Monday, September 14, 2015


 Myers, W. D. (1999).  Monster.  NY: Harper.
Monster is the frightening story of a teenage boy named Steve Harmon that is arrested for the murder of a convenience store clerk. As he sits in jail awaiting the completion of his trial, he begins journaling his thoughts, feelings and experiences.  He also begins to write a screenplay of the events that take place during the trial.  As the trial proceeds, we can see that in the neighborhood where Steve lives, he is surrounded by young criminals that feel little remorse for their actions.  Steve is in the wrong place at the wrong time and is used as a lookout for the crime that the other young boys were about to commit.
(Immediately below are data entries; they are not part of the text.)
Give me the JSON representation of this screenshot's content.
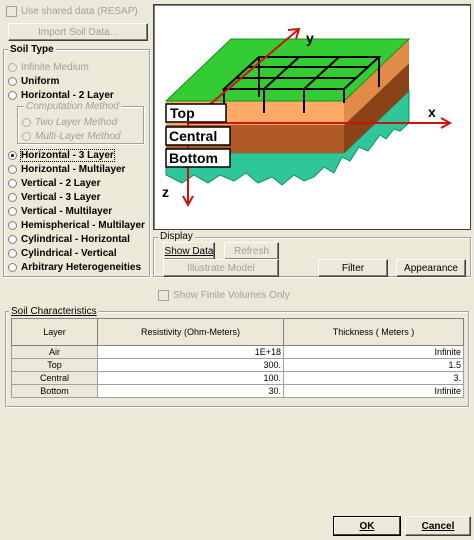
{
  "top": {
    "use_shared_label": "Use shared data (RESAP)",
    "import_button": "Import Soil Data..."
  },
  "soil_type": {
    "title": "Soil Type",
    "options": [
      {
        "label": "Infinite Medium",
        "state": "disabled"
      },
      {
        "label": "Uniform",
        "state": "normal"
      },
      {
        "label": "Horizontal - 2 Layer",
        "state": "normal"
      }
    ],
    "computation_method": {
      "title": "Computation Method",
      "options": [
        "Two Layer Method",
        "Multi-Layer Method"
      ]
    },
    "options_after": [
      {
        "label": "Horizontal - 3 Layer",
        "state": "selected"
      },
      {
        "label": "Horizontal - Multilayer",
        "state": "normal"
      },
      {
        "label": "Vertical - 2 Layer",
        "state": "normal"
      },
      {
        "label": "Vertical - 3 Layer",
        "state": "normal"
      },
      {
        "label": "Vertical - Multilayer",
        "state": "normal"
      },
      {
        "label": "Hemispherical - Multilayer",
        "state": "normal"
      },
      {
        "label": "Cylindrical - Horizontal",
        "state": "normal"
      },
      {
        "label": "Cylindrical - Vertical",
        "state": "normal"
      },
      {
        "label": "Arbitrary Heterogeneities",
        "state": "normal"
      }
    ]
  },
  "diagram": {
    "axis_y": "y",
    "axis_x": "x",
    "axis_z": "z",
    "layer_top": "Top",
    "layer_central": "Central",
    "layer_bottom": "Bottom",
    "colors": {
      "surface": "#33cc33",
      "top": "#ffaa66",
      "central": "#b05a28",
      "bottom": "#2fc79a",
      "axes": "#cc1111"
    }
  },
  "display": {
    "title": "Display",
    "show_data": "Show Data",
    "refresh": "Refresh",
    "illustrate": "Illustrate Model",
    "filter": "Filter",
    "appearance": "Appearance",
    "show_finite": "Show Finite Volumes Only"
  },
  "soil_characteristics": {
    "title": "Soil Characteristics",
    "columns": [
      "Layer",
      "Resistivity (Ohm-Meters)",
      "Thickness ( Meters )"
    ],
    "rows": [
      {
        "layer": "Air",
        "resistivity": "1E+18",
        "thickness": "Infinite"
      },
      {
        "layer": "Top",
        "resistivity": "300.",
        "thickness": "1.5"
      },
      {
        "layer": "Central",
        "resistivity": "100.",
        "thickness": "3."
      },
      {
        "layer": "Bottom",
        "resistivity": "30.",
        "thickness": "Infinite"
      }
    ]
  },
  "footer": {
    "ok": "OK",
    "cancel": "Cancel"
  }
}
As the story proceeds we are led to believe that Steve actually had no part in the events that took place, which his lawyer tries to point out and prove during his trial. While reading this story, I was saddened by the thought that even though this is fiction, a story similar to this could actually be happening in our world right now. This was very interesting to read because of the unique style in which it was written. It is part journal and part screenplay. Even though we think of figurative language, word choice, or sentence patterns when thinking of style, I believe this book has it's own special style because of its unique format.
This book would be good for grades 8-12.
To see a few book talk examples for this book, click HERE!

No comments:

Post a Comment